1271 Students give OUSA some satisfaction

Events team ranks number one, Critic begins planning Deorientation

The 2014 OUSA Student Satisfaction Survey has revealed the general sentiment towards OUSA and the services they offer, as well as the general student impression regarding the importance and use of those services. With 1,271 student responses, the survey shows that OUSA continues to please students with 81 per cent of students either satisfied or very satisfied with OUSA.

Of the services OUSA offers, Events was the highest-rated service. Critic ranked second in the satisfaction stakes, with Student Job Search and the OUSA Recreation Centre only a tiny margin behind. The Student Support Centre and Campaigns by the Executive ranked behind them. All services experienced increases in satisfaction compared with 2013, bar Critic, which experienced no change. Radio One experienced the greatest increase in satisfaction compared to 2013’s results.

The increased use of OUSA’s Student Support Service may be explained through students getting better support, or alternatively may reflect a worsening situation for students, something that OUSA keeps a close eye on. Critic’s use reduced, although it still ranked second overall among services used. Critic responded to feedback suggesting there be fewer issues, saying, “we will put you in the ring with our defenders,” referring to equal numbers of similar comments asking for more. The increased use of Student Job Search may reflect the on-going struggle to find jobs, while the increased use of the Executive’s campaigns could reflect better alignment with broad student concerns. Radio One usage saw them rank fourth among the services, with Radio One rationalising to their opponents that they occupy a “unique space” within the media.

A growing importance for Radio One, Student Support and Events was also recorded. The importance of the OUSA Recreation Centre, Student Job Search, Critic and Campaigns by the Executive decreased slightly compared with last year’s results. Some feedback suggested Critic should have less sarcastic comments about student behaviour, and fewer misrepresentations of Otago culture as lad culture. Critic responded by encouraging students “to give Critic another try,” saying “[perpetuating and encouraging old cultural myths] is an area we have self-consciously avoided this year.” Radio One said it “will look to proactively promote other service areas through its broadcast to breed awareness of what the OUSA has to offer to its members.”

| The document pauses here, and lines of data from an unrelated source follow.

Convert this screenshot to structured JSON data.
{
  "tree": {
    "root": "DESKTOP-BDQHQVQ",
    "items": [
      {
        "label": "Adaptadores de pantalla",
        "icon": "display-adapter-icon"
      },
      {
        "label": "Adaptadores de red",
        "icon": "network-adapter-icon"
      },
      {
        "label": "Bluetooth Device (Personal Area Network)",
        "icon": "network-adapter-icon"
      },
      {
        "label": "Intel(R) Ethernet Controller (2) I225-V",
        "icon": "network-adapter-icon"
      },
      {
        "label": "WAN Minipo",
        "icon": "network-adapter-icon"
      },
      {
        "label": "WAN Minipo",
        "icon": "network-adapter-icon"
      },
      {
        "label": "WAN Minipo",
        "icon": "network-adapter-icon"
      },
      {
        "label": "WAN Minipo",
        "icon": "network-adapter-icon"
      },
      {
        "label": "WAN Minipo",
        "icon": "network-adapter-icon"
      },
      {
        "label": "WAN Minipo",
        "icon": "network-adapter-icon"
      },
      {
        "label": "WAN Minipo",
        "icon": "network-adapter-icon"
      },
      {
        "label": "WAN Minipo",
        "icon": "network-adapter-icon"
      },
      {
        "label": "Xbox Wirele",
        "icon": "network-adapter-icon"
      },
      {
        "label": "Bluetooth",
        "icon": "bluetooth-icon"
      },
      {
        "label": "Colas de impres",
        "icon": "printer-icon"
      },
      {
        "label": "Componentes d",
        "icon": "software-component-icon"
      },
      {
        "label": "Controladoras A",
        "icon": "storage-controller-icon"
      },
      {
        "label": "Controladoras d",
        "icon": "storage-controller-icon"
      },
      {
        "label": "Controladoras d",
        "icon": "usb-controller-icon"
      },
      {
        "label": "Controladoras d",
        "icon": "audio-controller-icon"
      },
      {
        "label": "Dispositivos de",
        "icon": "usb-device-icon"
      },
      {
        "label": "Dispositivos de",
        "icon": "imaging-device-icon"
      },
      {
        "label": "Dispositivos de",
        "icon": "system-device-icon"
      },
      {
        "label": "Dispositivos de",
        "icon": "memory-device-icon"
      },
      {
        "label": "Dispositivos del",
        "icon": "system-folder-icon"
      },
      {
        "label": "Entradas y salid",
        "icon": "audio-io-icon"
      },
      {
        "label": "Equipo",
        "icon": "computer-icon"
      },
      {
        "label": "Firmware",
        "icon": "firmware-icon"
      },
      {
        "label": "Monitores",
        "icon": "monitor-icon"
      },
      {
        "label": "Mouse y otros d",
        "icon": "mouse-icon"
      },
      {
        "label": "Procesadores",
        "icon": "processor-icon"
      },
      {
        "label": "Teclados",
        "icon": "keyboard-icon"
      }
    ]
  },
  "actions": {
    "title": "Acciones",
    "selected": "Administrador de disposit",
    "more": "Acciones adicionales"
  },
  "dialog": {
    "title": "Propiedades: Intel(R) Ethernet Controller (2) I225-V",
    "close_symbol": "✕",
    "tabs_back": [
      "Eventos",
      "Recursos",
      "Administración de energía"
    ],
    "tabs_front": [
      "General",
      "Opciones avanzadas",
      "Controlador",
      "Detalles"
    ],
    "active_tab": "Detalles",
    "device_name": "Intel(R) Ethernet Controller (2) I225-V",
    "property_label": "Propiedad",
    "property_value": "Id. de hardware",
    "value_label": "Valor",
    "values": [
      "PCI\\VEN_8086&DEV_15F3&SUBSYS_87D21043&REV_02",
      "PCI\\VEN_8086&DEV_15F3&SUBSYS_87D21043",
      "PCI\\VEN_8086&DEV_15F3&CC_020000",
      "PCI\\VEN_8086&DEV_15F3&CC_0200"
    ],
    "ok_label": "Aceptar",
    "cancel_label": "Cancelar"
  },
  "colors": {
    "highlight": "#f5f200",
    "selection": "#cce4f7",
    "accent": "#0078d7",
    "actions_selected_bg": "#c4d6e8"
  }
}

Looking at the variation between sub-populations, there wasn’t a great degree of change between 2013 and 2014. However, there was an increase in the satisfaction of second year students, perhaps due to the Hyde Street Party, and a reduction in the satisfaction of international students, which is harder to diagnose.
This article first appeared in Issue 10, 2014.
Posted 4:20pm Sunday 4th May 2014 by Claudia Herron.